Runway safety is concerned with reducing harm that could occur on an
aircraft runway. Safety means avoiding incorrect presence (incursion)
of aircraft, inappropriate exits (excursion) and use of the wrong
runway due to confusion. The runway condition is a runway's current
status due to meteorological conditions and air safety.
1 Definitions of runway accidents
2 Monitoring of runway safety
3 Meteorological conditions
4 See also
Definitions of runway accidents
Several terms fall under the flight safety topic of runway safety,
including incursion, excursion, and confusion. Terms such as runway
event or runway accident are used for such incidents.
Runway incursion involves an aircraft, and a second aircraft, vehicle,
or person. It is defined by
ICAO and the U.S.
FAA as "Any occurrence
at an aerodrome involving the incorrect presence of an aircraft,
vehicle or person on the protected area of a surface designated for
the landing and take off of aircraft."
Runway excursion is an incident involving only a single aircraft,
where it makes an inappropriate exit from the runway. This can happen
because of pilot error, poor weather, or a fault with the aircraft.
"Overrun" is a type of excursion where the aircraft is unable to stop
before the end of the runway. An example is Air
India Express Flight
812 in Mangalore,
India in 2010. Further examples can be found in the
Runway excursion is the most frequent type of
landing accident, slightly ahead of runway incursion. For runway
accidents recorded between 1995 and 2007, 96% were of the 'excursion'
Runway confusion is when a single aircraft makes "the unintentional
use of the wrong runway, or a taxiway, for landing or take-off".
Notable examples of a runway confusion incidents include Singapore
Airlines Flight 006,
Comair Flight 5191
Comair Flight 5191 and Air Canada Flight 759.
Monitoring of runway safety
FAA publishes an annual report on runway safety issues,
available from the
FAA website. New systems designed to
improve runway safety, such as Airport Movement Area Safety System
Runway Awareness and Advisory System (RAAS), are discussed
in the report.

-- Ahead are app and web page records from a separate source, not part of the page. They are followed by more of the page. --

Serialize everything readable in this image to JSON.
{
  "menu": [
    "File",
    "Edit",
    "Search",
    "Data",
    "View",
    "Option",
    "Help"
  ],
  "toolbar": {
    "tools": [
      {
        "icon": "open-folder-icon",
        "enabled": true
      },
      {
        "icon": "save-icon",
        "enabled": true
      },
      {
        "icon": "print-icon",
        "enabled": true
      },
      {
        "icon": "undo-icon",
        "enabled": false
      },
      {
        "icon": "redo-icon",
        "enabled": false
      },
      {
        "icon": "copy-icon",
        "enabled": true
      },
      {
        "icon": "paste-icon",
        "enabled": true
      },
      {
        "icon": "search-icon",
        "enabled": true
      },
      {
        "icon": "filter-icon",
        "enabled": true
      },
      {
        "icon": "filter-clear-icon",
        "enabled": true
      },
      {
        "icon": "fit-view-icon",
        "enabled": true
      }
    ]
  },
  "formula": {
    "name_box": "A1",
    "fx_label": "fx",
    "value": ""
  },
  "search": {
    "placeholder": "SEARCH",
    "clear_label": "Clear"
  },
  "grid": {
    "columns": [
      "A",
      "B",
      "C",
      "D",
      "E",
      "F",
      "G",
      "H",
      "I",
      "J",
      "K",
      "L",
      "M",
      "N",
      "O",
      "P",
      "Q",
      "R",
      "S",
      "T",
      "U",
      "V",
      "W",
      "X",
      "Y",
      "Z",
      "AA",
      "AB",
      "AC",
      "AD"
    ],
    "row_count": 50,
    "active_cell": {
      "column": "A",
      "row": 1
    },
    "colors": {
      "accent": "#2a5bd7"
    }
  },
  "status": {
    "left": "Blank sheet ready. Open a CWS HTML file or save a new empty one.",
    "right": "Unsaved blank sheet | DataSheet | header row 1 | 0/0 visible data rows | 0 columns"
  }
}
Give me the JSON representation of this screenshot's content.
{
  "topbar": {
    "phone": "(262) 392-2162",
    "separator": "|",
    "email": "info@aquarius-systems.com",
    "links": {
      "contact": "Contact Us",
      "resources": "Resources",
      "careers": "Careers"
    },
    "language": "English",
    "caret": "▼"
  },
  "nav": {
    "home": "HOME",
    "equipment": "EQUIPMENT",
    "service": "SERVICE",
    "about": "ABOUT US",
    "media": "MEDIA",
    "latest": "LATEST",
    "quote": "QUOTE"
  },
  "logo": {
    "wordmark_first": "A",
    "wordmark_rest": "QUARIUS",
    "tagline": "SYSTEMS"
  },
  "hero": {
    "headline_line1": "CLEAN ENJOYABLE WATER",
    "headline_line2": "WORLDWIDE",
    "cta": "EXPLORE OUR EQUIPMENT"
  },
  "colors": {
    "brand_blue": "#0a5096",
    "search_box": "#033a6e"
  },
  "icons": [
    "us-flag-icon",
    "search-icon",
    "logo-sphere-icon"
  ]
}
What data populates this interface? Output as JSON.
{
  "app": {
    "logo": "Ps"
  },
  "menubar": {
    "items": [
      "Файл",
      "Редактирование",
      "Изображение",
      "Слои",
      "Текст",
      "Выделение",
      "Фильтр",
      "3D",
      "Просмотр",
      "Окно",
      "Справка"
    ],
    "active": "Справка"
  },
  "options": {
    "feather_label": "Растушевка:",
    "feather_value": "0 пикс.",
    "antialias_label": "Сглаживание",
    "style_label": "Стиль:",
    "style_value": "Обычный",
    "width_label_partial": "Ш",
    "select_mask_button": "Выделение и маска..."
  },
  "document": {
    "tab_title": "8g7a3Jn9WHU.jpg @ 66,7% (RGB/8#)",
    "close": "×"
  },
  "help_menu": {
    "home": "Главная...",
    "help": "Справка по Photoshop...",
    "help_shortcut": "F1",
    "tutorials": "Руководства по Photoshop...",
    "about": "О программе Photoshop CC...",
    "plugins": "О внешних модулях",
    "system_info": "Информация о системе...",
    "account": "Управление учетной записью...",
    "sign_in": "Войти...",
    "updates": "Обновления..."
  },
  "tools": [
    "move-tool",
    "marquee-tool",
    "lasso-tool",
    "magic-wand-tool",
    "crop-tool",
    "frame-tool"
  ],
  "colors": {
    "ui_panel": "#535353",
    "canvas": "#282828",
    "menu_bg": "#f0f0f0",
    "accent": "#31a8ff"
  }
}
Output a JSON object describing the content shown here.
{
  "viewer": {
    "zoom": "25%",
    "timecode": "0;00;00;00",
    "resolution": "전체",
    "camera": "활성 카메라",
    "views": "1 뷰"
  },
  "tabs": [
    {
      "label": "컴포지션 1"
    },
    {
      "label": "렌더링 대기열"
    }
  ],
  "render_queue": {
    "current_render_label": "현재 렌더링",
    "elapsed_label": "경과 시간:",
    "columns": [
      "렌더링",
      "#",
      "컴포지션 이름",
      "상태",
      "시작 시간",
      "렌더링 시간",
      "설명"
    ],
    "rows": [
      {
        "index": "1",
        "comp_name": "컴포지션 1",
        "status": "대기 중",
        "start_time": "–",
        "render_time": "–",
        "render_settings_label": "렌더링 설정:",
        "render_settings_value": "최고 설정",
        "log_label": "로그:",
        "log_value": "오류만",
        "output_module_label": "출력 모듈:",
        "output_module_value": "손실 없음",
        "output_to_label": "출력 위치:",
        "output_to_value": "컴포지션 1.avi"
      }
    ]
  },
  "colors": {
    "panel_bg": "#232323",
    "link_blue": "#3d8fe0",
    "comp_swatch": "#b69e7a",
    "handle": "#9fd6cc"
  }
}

AMASS narrowly prevented a serious collision in the
2007 San Francisco International Airport runway incursion.
In the 1990s the U.S.
FAA conducted a study about a civilian version
of 3D military thrust vectoring to prevent jetliner catastrophes 
Some instruments for runway safety include ILS, LLWAS, Microwave
landing system, Transponder landing system, as well as Runway
Awareness and Advisory System.
The "runway condition" is a runway's current status in relation to
current meteorological conditions and air safety.
Dry: the surface of the runway is clear of water, snow or ice.
Damp: change of color on the surface due to moisture.
Wet: the surface of the runway is soaked but there are no significant
patches of standing water.
Water patches: patches of standing water are visible.
Flooded: there is extensive standing water.
According to the JAR definition, a runway with water patches or that
is flooded is considered to be contaminated.
Runway safety area
Runway Safety webpage, Retrieved 2008-12-14.
^ a b
Runway Safety, Retrieved 2009-04-02
^ a b "
Runway excursion Flight Safety Foundation" FlightGlobal.com,
"Safety Excursions", FlightGlobal.com, Retrieved 2008-12-15.
^ Various runway safety reports
Runway Safety Statistics
^ “Multiaxis Thrust Vectoring Flight Control Vs Catastrophic Failure
Prevention”, Reports to U.S. Dept. of Transportation/FAA, Technical
FAA Res. Benjamin
Gal-Or, Grant-Award No: 94-G-24, CFDA, No. 20.108, Dec. 26, 1994;
"Vectored Propulsion, Supermanoeuvreability, and Robot Aircraft", by
Benjamin Gal-Or, Springer Verlag, 1990, ISBN 0-387-97161